■ **What the exercise asks**: Each and every line below goes into your answer unchanged, but leave out the images.

(Dataset entries)

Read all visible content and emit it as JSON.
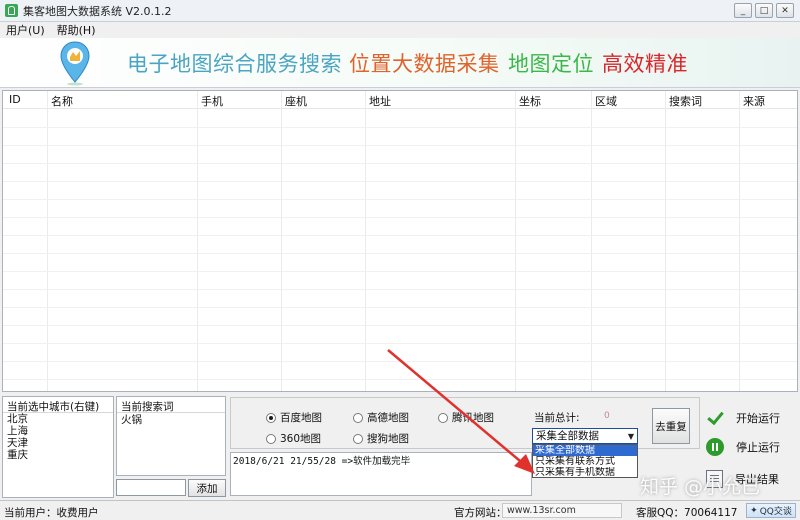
{
  "window": {
    "title": "集客地图大数据系统 V2.0.1.2",
    "controls": [
      "_",
      "□",
      "✕"
    ]
  },
  "menu": {
    "items": [
      {
        "label": "用户(U)"
      },
      {
        "label": "帮助(H)"
      }
    ]
  },
  "banner": {
    "slogans": [
      {
        "text": "电子地图综合服务搜索",
        "color": "#4aa5c3"
      },
      {
        "text": "位置大数据采集",
        "color": "#e0632c"
      },
      {
        "text": "地图定位",
        "color": "#3cb84a"
      },
      {
        "text": "高效精准",
        "color": "#d9262a"
      }
    ]
  },
  "table": {
    "columns": [
      "ID",
      "名称",
      "手机",
      "座机",
      "地址",
      "坐标",
      "区域",
      "搜索词",
      "来源"
    ],
    "rows": []
  },
  "city_panel": {
    "header": "当前选中城市(右键)",
    "cities": [
      "北京",
      "上海",
      "天津",
      "重庆"
    ]
  },
  "keyword_panel": {
    "header": "当前搜索词",
    "keywords": [
      "火锅"
    ],
    "input_value": "",
    "add_label": "添加"
  },
  "map_sources": [
    {
      "label": "百度地图",
      "selected": true
    },
    {
      "label": "高德地图",
      "selected": false
    },
    {
      "label": "腾讯地图",
      "selected": false
    },
    {
      "label": "360地图",
      "selected": false
    },
    {
      "label": "搜狗地图",
      "selected": false
    }
  ],
  "stats": {
    "total_label": "当前总计:",
    "total_value": "0"
  },
  "collect_mode": {
    "selected": "采集全部数据",
    "options": [
      "采集全部数据",
      "只采集有联系方式",
      "只采集有手机数据"
    ]
  },
  "log": {
    "lines": [
      "2018/6/21 21/55/28 =>软件加载完毕"
    ]
  },
  "buttons": {
    "dedupe": "去重复",
    "start": "开始运行",
    "stop": "停止运行",
    "export": "导出结果"
  },
  "status": {
    "user_text": "当前用户：收费用户",
    "website_label": "官方网站：",
    "website_value": "www.13sr.com",
    "support_label": "客服QQ：70064117",
    "qq_button": "QQ交谈"
  },
  "watermark": "知乎 @小允已"
}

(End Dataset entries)

■ **Your response**:
Read all visible content and emit it as JSON.
{
  "window": {
    "title": "集客地图大数据系统 V2.0.1.2",
    "controls": [
      "_",
      "□",
      "✕"
    ]
  },
  "menu": {
    "items": [
      {
        "label": "用户(U)"
      },
      {
        "label": "帮助(H)"
      }
    ]
  },
  "banner": {
    "slogans": [
      {
        "text": "电子地图综合服务搜索",
        "color": "#4aa5c3"
      },
      {
        "text": "位置大数据采集",
        "color": "#e0632c"
      },
      {
        "text": "地图定位",
        "color": "#3cb84a"
      },
      {
        "text": "高效精准",
        "color": "#d9262a"
      }
    ]
  },
  "table": {
    "columns": [
      "ID",
      "名称",
      "手机",
      "座机",
      "地址",
      "坐标",
      "区域",
      "搜索词",
      "来源"
    ],
    "rows": []
  },
  "city_panel": {
    "header": "当前选中城市(右键)",
    "cities": [
      "北京",
      "上海",
      "天津",
      "重庆"
    ]
  },
  "keyword_panel": {
    "header": "当前搜索词",
    "keywords": [
      "火锅"
    ],
    "input_value": "",
    "add_label": "添加"
  },
  "map_sources": [
    {
      "label": "百度地图",
      "selected": true
    },
    {
      "label": "高德地图",
      "selected": false
    },
    {
      "label": "腾讯地图",
      "selected": false
    },
    {
      "label": "360地图",
      "selected": false
    },
    {
      "label": "搜狗地图",
      "selected": false
    }
  ],
  "stats": {
    "total_label": "当前总计:",
    "total_value": "0"
  },
  "collect_mode": {
    "selected": "采集全部数据",
    "options": [
      "采集全部数据",
      "只采集有联系方式",
      "只采集有手机数据"
    ]
  },
  "log": {
    "lines": [
      "2018/6/21 21/55/28 =>软件加载完毕"
    ]
  },
  "buttons": {
    "dedupe": "去重复",
    "start": "开始运行",
    "stop": "停止运行",
    "export": "导出结果"
  },
  "status": {
    "user_text": "当前用户：收费用户",
    "website_label": "官方网站：",
    "website_value": "www.13sr.com",
    "support_label": "客服QQ：70064117",
    "qq_button": "QQ交谈"
  },
  "watermark": "知乎 @小允已"
}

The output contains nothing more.